Data about app and page elements:
_ _ _ _

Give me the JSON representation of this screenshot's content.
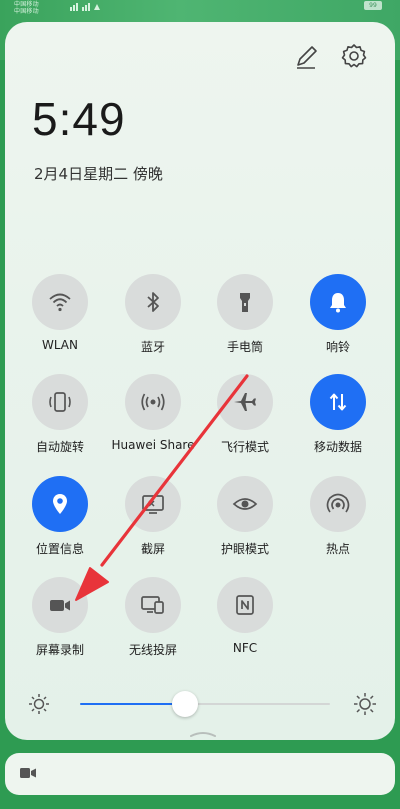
{
  "status_bar": {
    "carrier_1": "中国移动",
    "carrier_2": "中国移动",
    "battery": "99"
  },
  "header": {
    "time": "5:49",
    "date": "2月4日星期二 傍晚"
  },
  "tiles": [
    {
      "label": "WLAN",
      "icon": "wifi-icon",
      "on": false
    },
    {
      "label": "蓝牙",
      "icon": "bluetooth-icon",
      "on": false
    },
    {
      "label": "手电筒",
      "icon": "flashlight-icon",
      "on": false
    },
    {
      "label": "响铃",
      "icon": "bell-icon",
      "on": true
    },
    {
      "label": "自动旋转",
      "icon": "auto-rotate-icon",
      "on": false
    },
    {
      "label": "Huawei Share",
      "icon": "huawei-share-icon",
      "on": false
    },
    {
      "label": "飞行模式",
      "icon": "airplane-icon",
      "on": false
    },
    {
      "label": "移动数据",
      "icon": "mobile-data-icon",
      "on": true
    },
    {
      "label": "位置信息",
      "icon": "location-icon",
      "on": true
    },
    {
      "label": "截屏",
      "icon": "screenshot-icon",
      "on": false
    },
    {
      "label": "护眼模式",
      "icon": "eye-comfort-icon",
      "on": false
    },
    {
      "label": "热点",
      "icon": "hotspot-icon",
      "on": false
    },
    {
      "label": "屏幕录制",
      "icon": "screen-record-icon",
      "on": false
    },
    {
      "label": "无线投屏",
      "icon": "wireless-projection-icon",
      "on": false
    },
    {
      "label": "NFC",
      "icon": "nfc-icon",
      "on": false
    }
  ],
  "brightness": {
    "level": 0.42
  },
  "colors": {
    "accent": "#1f6ff4",
    "annotation_arrow": "#e8343a"
  }
}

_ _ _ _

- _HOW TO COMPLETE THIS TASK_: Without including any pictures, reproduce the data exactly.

- _ANSWER TO THE EXERCISE_:
Give me the JSON representation of this screenshot's content.
{
  "status_bar": {
    "carrier_1": "中国移动",
    "carrier_2": "中国移动",
    "battery": "99"
  },
  "header": {
    "time": "5:49",
    "date": "2月4日星期二 傍晚"
  },
  "tiles": [
    {
      "label": "WLAN",
      "icon": "wifi-icon",
      "on": false
    },
    {
      "label": "蓝牙",
      "icon": "bluetooth-icon",
      "on": false
    },
    {
      "label": "手电筒",
      "icon": "flashlight-icon",
      "on": false
    },
    {
      "label": "响铃",
      "icon": "bell-icon",
      "on": true
    },
    {
      "label": "自动旋转",
      "icon": "auto-rotate-icon",
      "on": false
    },
    {
      "label": "Huawei Share",
      "icon": "huawei-share-icon",
      "on": false
    },
    {
      "label": "飞行模式",
      "icon": "airplane-icon",
      "on": false
    },
    {
      "label": "移动数据",
      "icon": "mobile-data-icon",
      "on": true
    },
    {
      "label": "位置信息",
      "icon": "location-icon",
      "on": true
    },
    {
      "label": "截屏",
      "icon": "screenshot-icon",
      "on": false
    },
    {
      "label": "护眼模式",
      "icon": "eye-comfort-icon",
      "on": false
    },
    {
      "label": "热点",
      "icon": "hotspot-icon",
      "on": false
    },
    {
      "label": "屏幕录制",
      "icon": "screen-record-icon",
      "on": false
    },
    {
      "label": "无线投屏",
      "icon": "wireless-projection-icon",
      "on": false
    },
    {
      "label": "NFC",
      "icon": "nfc-icon",
      "on": false
    }
  ],
  "brightness": {
    "level": 0.42
  },
  "colors": {
    "accent": "#1f6ff4",
    "annotation_arrow": "#e8343a"
  }
}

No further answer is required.